• **Provided records**
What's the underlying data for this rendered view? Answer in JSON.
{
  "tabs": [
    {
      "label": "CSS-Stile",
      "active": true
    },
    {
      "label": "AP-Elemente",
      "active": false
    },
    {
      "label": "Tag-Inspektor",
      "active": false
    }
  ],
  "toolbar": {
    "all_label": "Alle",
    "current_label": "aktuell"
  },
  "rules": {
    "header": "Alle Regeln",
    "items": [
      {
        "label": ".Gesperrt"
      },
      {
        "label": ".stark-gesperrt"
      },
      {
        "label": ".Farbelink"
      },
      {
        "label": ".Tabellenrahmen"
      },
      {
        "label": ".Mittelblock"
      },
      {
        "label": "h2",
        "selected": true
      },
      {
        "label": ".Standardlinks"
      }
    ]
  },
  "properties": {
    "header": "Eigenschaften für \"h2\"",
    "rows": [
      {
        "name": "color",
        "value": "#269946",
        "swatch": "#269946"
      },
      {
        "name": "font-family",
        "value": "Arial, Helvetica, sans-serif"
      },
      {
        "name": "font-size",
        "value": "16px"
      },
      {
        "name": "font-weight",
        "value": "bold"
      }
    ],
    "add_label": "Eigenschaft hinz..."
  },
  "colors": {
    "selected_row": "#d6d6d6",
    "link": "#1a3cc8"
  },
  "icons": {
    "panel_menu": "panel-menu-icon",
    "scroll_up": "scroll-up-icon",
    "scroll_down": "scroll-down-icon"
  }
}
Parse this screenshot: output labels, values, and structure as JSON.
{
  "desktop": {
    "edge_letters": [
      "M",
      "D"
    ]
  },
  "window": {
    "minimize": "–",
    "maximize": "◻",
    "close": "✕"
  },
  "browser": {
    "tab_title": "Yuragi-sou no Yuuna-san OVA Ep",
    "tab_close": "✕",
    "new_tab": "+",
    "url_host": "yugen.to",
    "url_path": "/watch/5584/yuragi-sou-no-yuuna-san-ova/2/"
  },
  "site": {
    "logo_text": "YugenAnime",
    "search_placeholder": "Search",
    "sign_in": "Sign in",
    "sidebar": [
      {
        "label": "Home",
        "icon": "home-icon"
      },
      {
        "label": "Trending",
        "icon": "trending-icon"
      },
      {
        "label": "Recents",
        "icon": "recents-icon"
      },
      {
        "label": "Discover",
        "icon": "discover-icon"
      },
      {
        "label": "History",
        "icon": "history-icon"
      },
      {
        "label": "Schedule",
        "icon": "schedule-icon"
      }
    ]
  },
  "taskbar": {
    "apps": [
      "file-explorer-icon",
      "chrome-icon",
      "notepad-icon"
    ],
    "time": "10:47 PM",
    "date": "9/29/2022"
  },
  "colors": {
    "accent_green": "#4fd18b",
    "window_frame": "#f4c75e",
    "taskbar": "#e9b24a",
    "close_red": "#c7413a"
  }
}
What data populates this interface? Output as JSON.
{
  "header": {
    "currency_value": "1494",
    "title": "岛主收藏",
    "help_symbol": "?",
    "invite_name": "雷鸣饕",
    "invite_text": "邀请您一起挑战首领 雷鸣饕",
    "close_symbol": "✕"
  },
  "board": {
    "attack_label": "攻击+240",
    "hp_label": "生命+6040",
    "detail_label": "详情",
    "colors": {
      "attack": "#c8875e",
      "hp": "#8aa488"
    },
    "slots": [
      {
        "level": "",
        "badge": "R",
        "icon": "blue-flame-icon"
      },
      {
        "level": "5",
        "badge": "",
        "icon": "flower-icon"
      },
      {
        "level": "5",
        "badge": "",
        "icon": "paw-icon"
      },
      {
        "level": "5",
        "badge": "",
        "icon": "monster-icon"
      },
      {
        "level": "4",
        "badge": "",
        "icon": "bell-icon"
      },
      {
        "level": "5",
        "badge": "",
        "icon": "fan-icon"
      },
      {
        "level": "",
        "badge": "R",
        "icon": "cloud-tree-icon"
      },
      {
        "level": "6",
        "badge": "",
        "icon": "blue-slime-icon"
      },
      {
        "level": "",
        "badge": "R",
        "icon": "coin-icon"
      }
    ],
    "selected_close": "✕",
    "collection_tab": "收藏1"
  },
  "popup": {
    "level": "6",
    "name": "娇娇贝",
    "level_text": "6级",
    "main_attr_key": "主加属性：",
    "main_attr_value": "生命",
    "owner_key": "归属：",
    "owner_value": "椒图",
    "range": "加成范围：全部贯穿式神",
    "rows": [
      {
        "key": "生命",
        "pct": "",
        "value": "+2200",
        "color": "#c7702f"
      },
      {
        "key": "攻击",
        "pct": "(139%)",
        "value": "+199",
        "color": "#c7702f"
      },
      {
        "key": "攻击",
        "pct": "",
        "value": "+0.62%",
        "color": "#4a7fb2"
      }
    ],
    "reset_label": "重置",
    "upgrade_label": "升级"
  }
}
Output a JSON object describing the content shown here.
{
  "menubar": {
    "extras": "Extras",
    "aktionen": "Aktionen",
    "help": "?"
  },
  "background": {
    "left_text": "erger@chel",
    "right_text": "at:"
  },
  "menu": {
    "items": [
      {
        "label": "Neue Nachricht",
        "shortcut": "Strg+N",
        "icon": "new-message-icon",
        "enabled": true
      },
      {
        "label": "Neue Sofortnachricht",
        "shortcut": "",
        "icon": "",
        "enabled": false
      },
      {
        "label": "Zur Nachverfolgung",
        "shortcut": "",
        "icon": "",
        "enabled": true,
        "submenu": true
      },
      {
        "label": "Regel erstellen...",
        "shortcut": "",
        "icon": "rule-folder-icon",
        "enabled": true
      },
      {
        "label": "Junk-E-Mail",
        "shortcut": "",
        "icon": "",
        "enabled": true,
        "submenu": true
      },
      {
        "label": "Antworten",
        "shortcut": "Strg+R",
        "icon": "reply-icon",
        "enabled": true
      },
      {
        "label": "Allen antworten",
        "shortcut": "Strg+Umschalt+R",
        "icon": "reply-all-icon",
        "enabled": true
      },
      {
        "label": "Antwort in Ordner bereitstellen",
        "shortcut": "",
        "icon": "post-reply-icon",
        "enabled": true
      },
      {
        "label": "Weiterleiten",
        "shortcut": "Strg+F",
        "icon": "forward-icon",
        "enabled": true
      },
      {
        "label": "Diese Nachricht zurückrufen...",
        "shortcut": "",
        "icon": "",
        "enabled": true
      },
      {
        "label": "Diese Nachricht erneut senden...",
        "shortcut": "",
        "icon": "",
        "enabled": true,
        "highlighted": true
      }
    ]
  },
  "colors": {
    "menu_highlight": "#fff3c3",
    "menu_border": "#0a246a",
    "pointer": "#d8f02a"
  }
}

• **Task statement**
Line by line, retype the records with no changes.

• **Task result**
What's the underlying data for this rendered view? Answer in JSON.
{
  "tabs": [
    {
      "label": "CSS-Stile",
      "active": true
    },
    {
      "label": "AP-Elemente",
      "active": false
    },
    {
      "label": "Tag-Inspektor",
      "active": false
    }
  ],
  "toolbar": {
    "all_label": "Alle",
    "current_label": "aktuell"
  },
  "rules": {
    "header": "Alle Regeln",
    "items": [
      {
        "label": ".Gesperrt"
      },
      {
        "label": ".stark-gesperrt"
      },
      {
        "label": ".Farbelink"
      },
      {
        "label": ".Tabellenrahmen"
      },
      {
        "label": ".Mittelblock"
      },
      {
        "label": "h2",
        "selected": true
      },
      {
        "label": ".Standardlinks"
      }
    ]
  },
  "properties": {
    "header": "Eigenschaften für \"h2\"",
    "rows": [
      {
        "name": "color",
        "value": "#269946",
        "swatch": "#269946"
      },
      {
        "name": "font-family",
        "value": "Arial, Helvetica, sans-serif"
      },
      {
        "name": "font-size",
        "value": "16px"
      },
      {
        "name": "font-weight",
        "value": "bold"
      }
    ],
    "add_label": "Eigenschaft hinz..."
  },
  "colors": {
    "selected_row": "#d6d6d6",
    "link": "#1a3cc8"
  },
  "icons": {
    "panel_menu": "panel-menu-icon",
    "scroll_up": "scroll-up-icon",
    "scroll_down": "scroll-down-icon"
  }
}
Parse this screenshot: output labels, values, and structure as JSON.
{
  "desktop": {
    "edge_letters": [
      "M",
      "D"
    ]
  },
  "window": {
    "minimize": "–",
    "maximize": "◻",
    "close": "✕"
  },
  "browser": {
    "tab_title": "Yuragi-sou no Yuuna-san OVA Ep",
    "tab_close": "✕",
    "new_tab": "+",
    "url_host": "yugen.to",
    "url_path": "/watch/5584/yuragi-sou-no-yuuna-san-ova/2/"
  },
  "site": {
    "logo_text": "YugenAnime",
    "search_placeholder": "Search",
    "sign_in": "Sign in",
    "sidebar": [
      {
        "label": "Home",
        "icon": "home-icon"
      },
      {
        "label": "Trending",
        "icon": "trending-icon"
      },
      {
        "label": "Recents",
        "icon": "recents-icon"
      },
      {
        "label": "Discover",
        "icon": "discover-icon"
      },
      {
        "label": "History",
        "icon": "history-icon"
      },
      {
        "label": "Schedule",
        "icon": "schedule-icon"
      }
    ]
  },
  "taskbar": {
    "apps": [
      "file-explorer-icon",
      "chrome-icon",
      "notepad-icon"
    ],
    "time": "10:47 PM",
    "date": "9/29/2022"
  },
  "colors": {
    "accent_green": "#4fd18b",
    "window_frame": "#f4c75e",
    "taskbar": "#e9b24a",
    "close_red": "#c7413a"
  }
}
What data populates this interface? Output as JSON.
{
  "header": {
    "currency_value": "1494",
    "title": "岛主收藏",
    "help_symbol": "?",
    "invite_name": "雷鸣饕",
    "invite_text": "邀请您一起挑战首领 雷鸣饕",
    "close_symbol": "✕"
  },
  "board": {
    "attack_label": "攻击+240",
    "hp_label": "生命+6040",
    "detail_label": "详情",
    "colors": {
      "attack": "#c8875e",
      "hp": "#8aa488"
    },
    "slots": [
      {
        "level": "",
        "badge": "R",
        "icon": "blue-flame-icon"
      },
      {
        "level": "5",
        "badge": "",
        "icon": "flower-icon"
      },
      {
        "level": "5",
        "badge": "",
        "icon": "paw-icon"
      },
      {
        "level": "5",
        "badge": "",
        "icon": "monster-icon"
      },
      {
        "level": "4",
        "badge": "",
        "icon": "bell-icon"
      },
      {
        "level": "5",
        "badge": "",
        "icon": "fan-icon"
      },
      {
        "level": "",
        "badge": "R",
        "icon": "cloud-tree-icon"
      },
      {
        "level": "6",
        "badge": "",
        "icon": "blue-slime-icon"
      },
      {
        "level": "",
        "badge": "R",
        "icon": "coin-icon"
      }
    ],
    "selected_close": "✕",
    "collection_tab": "收藏1"
  },
  "popup": {
    "level": "6",
    "name": "娇娇贝",
    "level_text": "6级",
    "main_attr_key": "主加属性：",
    "main_attr_value": "生命",
    "owner_key": "归属：",
    "owner_value": "椒图",
    "range": "加成范围：全部贯穿式神",
    "rows": [
      {
        "key": "生命",
        "pct": "",
        "value": "+2200",
        "color": "#c7702f"
      },
      {
        "key": "攻击",
        "pct": "(139%)",
        "value": "+199",
        "color": "#c7702f"
      },
      {
        "key": "攻击",
        "pct": "",
        "value": "+0.62%",
        "color": "#4a7fb2"
      }
    ],
    "reset_label": "重置",
    "upgrade_label": "升级"
  }
}
Output a JSON object describing the content shown here.
{
  "menubar": {
    "extras": "Extras",
    "aktionen": "Aktionen",
    "help": "?"
  },
  "background": {
    "left_text": "erger@chel",
    "right_text": "at:"
  },
  "menu": {
    "items": [
      {
        "label": "Neue Nachricht",
        "shortcut": "Strg+N",
        "icon": "new-message-icon",
        "enabled": true
      },
      {
        "label": "Neue Sofortnachricht",
        "shortcut": "",
        "icon": "",
        "enabled": false
      },
      {
        "label": "Zur Nachverfolgung",
        "shortcut": "",
        "icon": "",
        "enabled": true,
        "submenu": true
      },
      {
        "label": "Regel erstellen...",
        "shortcut": "",
        "icon": "rule-folder-icon",
        "enabled": true
      },
      {
        "label": "Junk-E-Mail",
        "shortcut": "",
        "icon": "",
        "enabled": true,
        "submenu": true
      },
      {
        "label": "Antworten",
        "shortcut": "Strg+R",
        "icon": "reply-icon",
        "enabled": true
      },
      {
        "label": "Allen antworten",
        "shortcut": "Strg+Umschalt+R",
        "icon": "reply-all-icon",
        "enabled": true
      },
      {
        "label": "Antwort in Ordner bereitstellen",
        "shortcut": "",
        "icon": "post-reply-icon",
        "enabled": true
      },
      {
        "label": "Weiterleiten",
        "shortcut": "Strg+F",
        "icon": "forward-icon",
        "enabled": true
      },
      {
        "label": "Diese Nachricht zurückrufen...",
        "shortcut": "",
        "icon": "",
        "enabled": true
      },
      {
        "label": "Diese Nachricht erneut senden...",
        "shortcut": "",
        "icon": "",
        "enabled": true,
        "highlighted": true
      }
    ]
  },
  "colors": {
    "menu_highlight": "#fff3c3",
    "menu_border": "#0a246a",
    "pointer": "#d8f02a"
  }
}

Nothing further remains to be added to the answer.